(DATA SHOWN Opens)

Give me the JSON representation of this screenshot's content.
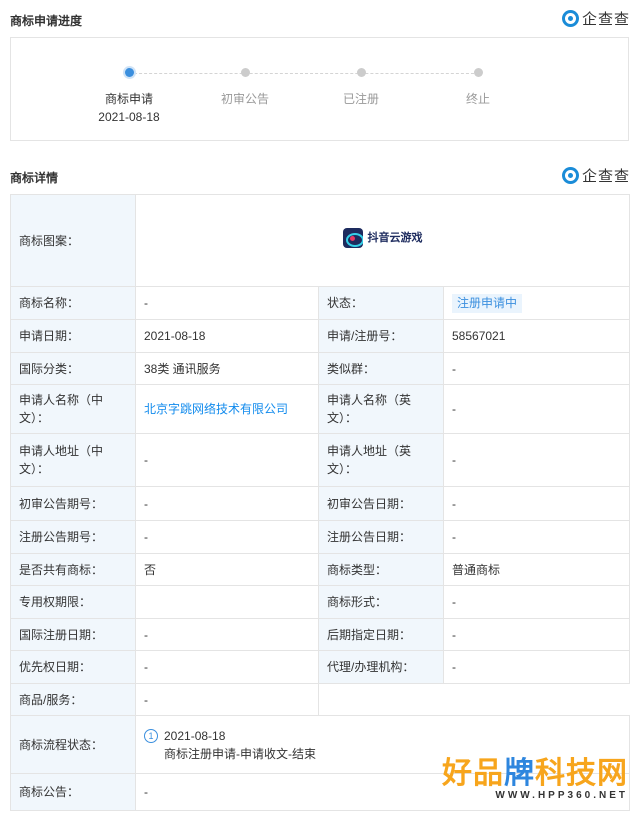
{
  "progress": {
    "title": "商标申请进度",
    "brand": "企查查",
    "steps": [
      {
        "label": "商标申请",
        "date": "2021-08-18",
        "active": true
      },
      {
        "label": "初审公告",
        "date": "",
        "active": false
      },
      {
        "label": "已注册",
        "date": "",
        "active": false
      },
      {
        "label": "终止",
        "date": "",
        "active": false
      }
    ]
  },
  "details": {
    "title": "商标详情",
    "brand": "企查查",
    "logo_label": "商标图案：",
    "logo_text": "抖音云游戏",
    "rows": {
      "name": {
        "k": "商标名称：",
        "v": "-"
      },
      "status": {
        "k": "状态：",
        "v": "注册申请中"
      },
      "apply_date": {
        "k": "申请日期：",
        "v": "2021-08-18"
      },
      "reg_no": {
        "k": "申请/注册号：",
        "v": "58567021"
      },
      "intl_class": {
        "k": "国际分类：",
        "v": "38类 通讯服务"
      },
      "similar_group": {
        "k": "类似群：",
        "v": "-"
      },
      "applicant_cn": {
        "k": "申请人名称（中文）：",
        "v": "北京字跳网络技术有限公司"
      },
      "applicant_en": {
        "k": "申请人名称（英文）：",
        "v": "-"
      },
      "address_cn": {
        "k": "申请人地址（中文）：",
        "v": "-"
      },
      "address_en": {
        "k": "申请人地址（英文）：",
        "v": "-"
      },
      "prelim_no": {
        "k": "初审公告期号：",
        "v": "-"
      },
      "prelim_date": {
        "k": "初审公告日期：",
        "v": "-"
      },
      "reg_pub_no": {
        "k": "注册公告期号：",
        "v": "-"
      },
      "reg_pub_date": {
        "k": "注册公告日期：",
        "v": "-"
      },
      "shared": {
        "k": "是否共有商标：",
        "v": "否"
      },
      "tm_type": {
        "k": "商标类型：",
        "v": "普通商标"
      },
      "exclusive_period": {
        "k": "专用权期限：",
        "v": ""
      },
      "tm_form": {
        "k": "商标形式：",
        "v": "-"
      },
      "intl_reg_date": {
        "k": "国际注册日期：",
        "v": "-"
      },
      "late_designation_date": {
        "k": "后期指定日期：",
        "v": "-"
      },
      "priority_date": {
        "k": "优先权日期：",
        "v": "-"
      },
      "agency": {
        "k": "代理/办理机构：",
        "v": "-"
      },
      "goods": {
        "k": "商品/服务：",
        "v": "-"
      },
      "flow": {
        "k": "商标流程状态：",
        "num": "1",
        "date": "2021-08-18",
        "desc": "商标注册申请-申请收文-结束"
      },
      "announcement": {
        "k": "商标公告：",
        "v": "-"
      }
    }
  },
  "watermark": {
    "title_part1": "好品",
    "title_part2": "牌",
    "title_part3": "科技网",
    "url": "WWW.HPP360.NET"
  },
  "colors": {
    "accent": "#3b8fde",
    "key_bg": "#f1f7fc",
    "link": "#128bed",
    "watermark_orange": "#f7a51c"
  }
}
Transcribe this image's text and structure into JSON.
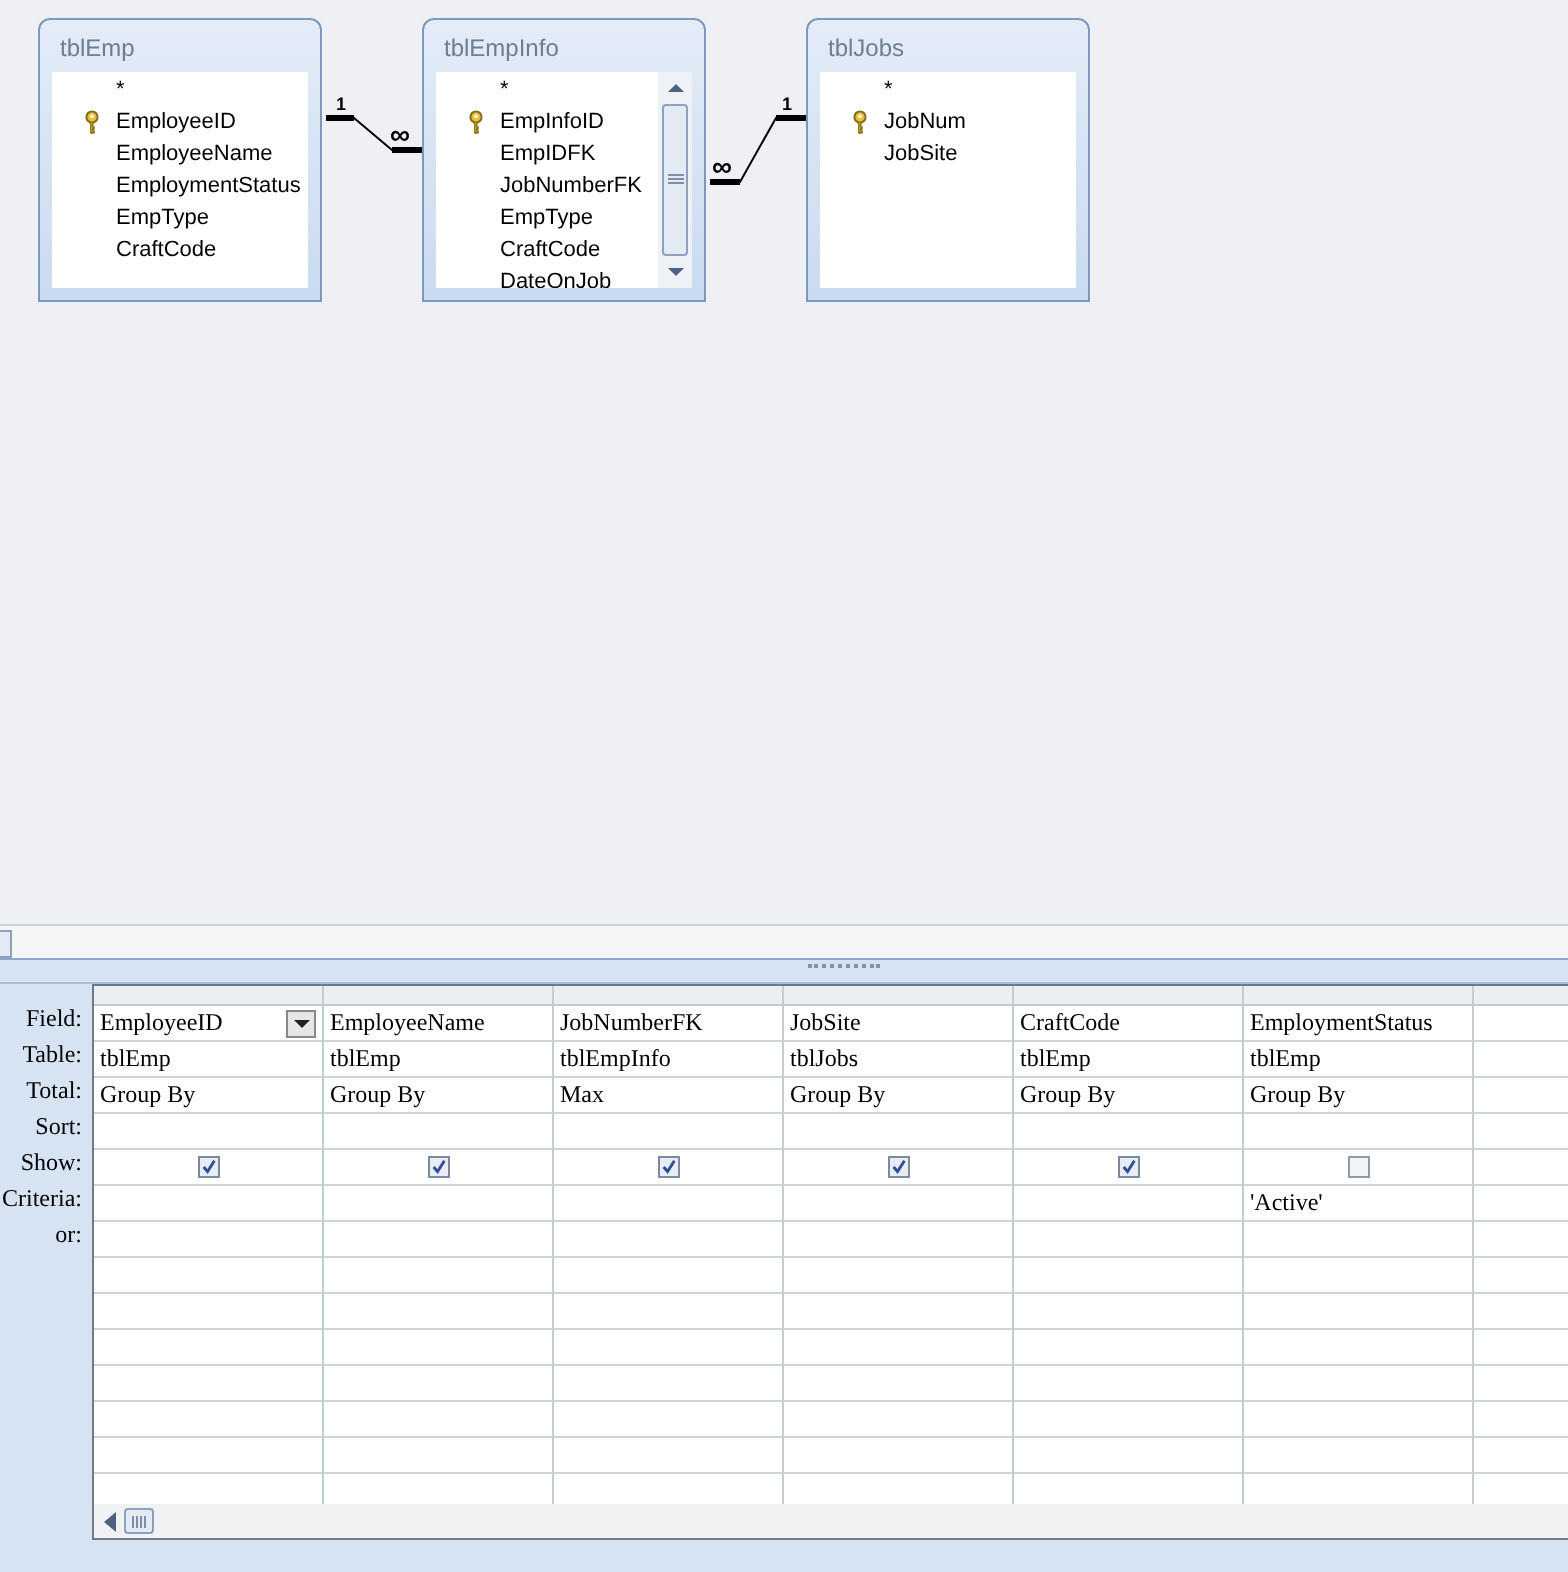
{
  "tables": [
    {
      "name": "tblEmp",
      "fields": [
        {
          "name": "*",
          "key": false
        },
        {
          "name": "EmployeeID",
          "key": true
        },
        {
          "name": "EmployeeName",
          "key": false
        },
        {
          "name": "EmploymentStatus",
          "key": false
        },
        {
          "name": "EmpType",
          "key": false
        },
        {
          "name": "CraftCode",
          "key": false
        }
      ]
    },
    {
      "name": "tblEmpInfo",
      "scrollbar": true,
      "fields": [
        {
          "name": "*",
          "key": false
        },
        {
          "name": "EmpInfoID",
          "key": true
        },
        {
          "name": "EmpIDFK",
          "key": false
        },
        {
          "name": "JobNumberFK",
          "key": false
        },
        {
          "name": "EmpType",
          "key": false
        },
        {
          "name": "CraftCode",
          "key": false
        },
        {
          "name": "DateOnJob",
          "key": false
        }
      ]
    },
    {
      "name": "tblJobs",
      "fields": [
        {
          "name": "*",
          "key": false
        },
        {
          "name": "JobNum",
          "key": true
        },
        {
          "name": "JobSite",
          "key": false
        }
      ]
    }
  ],
  "relationships": [
    {
      "from_label": "1",
      "to_label": "∞"
    },
    {
      "from_label": "∞",
      "to_label": "1"
    }
  ],
  "row_labels": [
    "Field:",
    "Table:",
    "Total:",
    "Sort:",
    "Show:",
    "Criteria:",
    "or:"
  ],
  "columns": [
    {
      "field": "EmployeeID",
      "table": "tblEmp",
      "total": "Group By",
      "show": true,
      "focused": true
    },
    {
      "field": "EmployeeName",
      "table": "tblEmp",
      "total": "Group By",
      "show": true,
      "focused": false
    },
    {
      "field": "JobNumberFK",
      "table": "tblEmpInfo",
      "total": "Max",
      "show": true,
      "focused": false
    },
    {
      "field": "JobSite",
      "table": "tblJobs",
      "total": "Group By",
      "show": true,
      "focused": false
    },
    {
      "field": "CraftCode",
      "table": "tblEmp",
      "total": "Group By",
      "show": true,
      "focused": false
    },
    {
      "field": "EmploymentStatus",
      "table": "tblEmp",
      "total": "Group By",
      "show": false,
      "criteria": "'Active'",
      "focused": false
    }
  ]
}
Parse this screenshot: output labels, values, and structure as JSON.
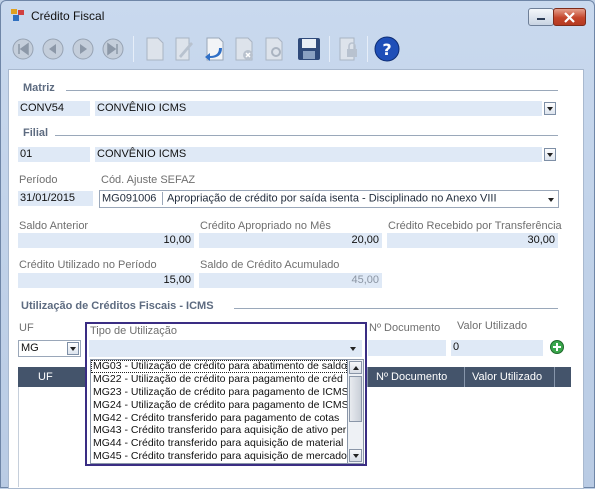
{
  "window": {
    "title": "Crédito Fiscal"
  },
  "toolbar": {
    "icons": [
      "first-icon",
      "previous-icon",
      "next-icon",
      "last-icon",
      "new-icon",
      "edit-icon",
      "undo-icon",
      "delete-icon",
      "search-icon",
      "save-icon",
      "lock-icon",
      "help-icon"
    ]
  },
  "matriz": {
    "header": "Matriz",
    "code": "CONV54",
    "name": "CONVÊNIO ICMS"
  },
  "filial": {
    "header": "Filial",
    "code": "01",
    "name": "CONVÊNIO ICMS"
  },
  "periodo": {
    "label": "Período",
    "value": "31/01/2015"
  },
  "ajuste": {
    "label": "Cód. Ajuste SEFAZ",
    "code": "MG091006",
    "description": "Apropriação de crédito por saída isenta - Disciplinado no Anexo VIII"
  },
  "saldo_anterior": {
    "label": "Saldo Anterior",
    "value": "10,00"
  },
  "credito_apropriado": {
    "label": "Crédito Apropriado no Mês",
    "value": "20,00"
  },
  "credito_recebido": {
    "label": "Crédito Recebido por Transferência",
    "value": "30,00"
  },
  "credito_utilizado": {
    "label": "Crédito Utilizado no Período",
    "value": "15,00"
  },
  "saldo_acumulado": {
    "label": "Saldo de Crédito Acumulado",
    "value": "45,00"
  },
  "utilizacao": {
    "header": "Utilização de Créditos Fiscais - ICMS",
    "uf_label": "UF",
    "uf_value": "MG",
    "tipo_label": "Tipo de Utilização",
    "documento_label": "Nº Documento",
    "valor_label": "Valor Utilizado",
    "valor_value": "0"
  },
  "grid": {
    "columns": [
      "UF",
      "Nº Documento",
      "Valor Utilizado"
    ]
  },
  "dropdown_items": [
    "MG03 - Utilização de crédito para abatimento de saldo",
    "MG22 - Utilização de crédito para pagamento de créd",
    "MG23 - Utilização de crédito para pagamento de ICMS",
    "MG24 - Utilização de crédito para pagamento de ICMS",
    "MG42 - Crédito transferido para pagamento de cotas",
    "MG43 - Crédito transferido para aquisição de ativo per",
    "MG44 - Crédito transferido para aquisição de material",
    "MG45 - Crédito transferido para aquisição de mercado"
  ]
}
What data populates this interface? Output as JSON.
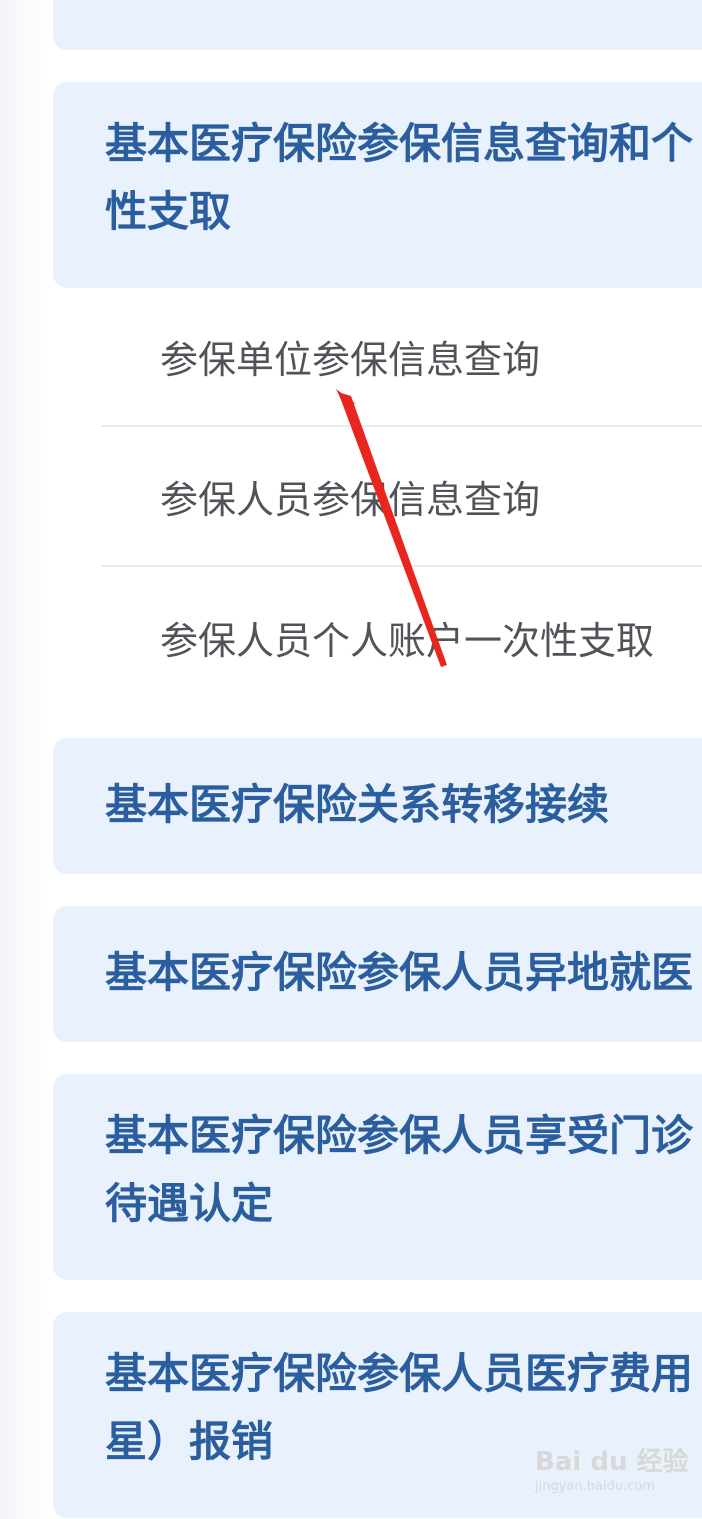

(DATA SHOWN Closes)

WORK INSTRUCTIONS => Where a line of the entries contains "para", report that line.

ANSWER SECTION =>
    "MG03 - Utilização de crédito para abatimento de saldo",
    "MG22 - Utilização de crédito para pagamento de créd",
    "MG23 - Utilização de crédito para pagamento de ICMS",
    "MG24 - Utilização de crédito para pagamento de ICMS",
    "MG42 - Crédito transferido para pagamento de cotas",
    "MG43 - Crédito transferido para aquisição de ativo per",
    "MG44 - Crédito transferido para aquisição de material",
    "MG45 - Crédito transferido para aquisição de mercado"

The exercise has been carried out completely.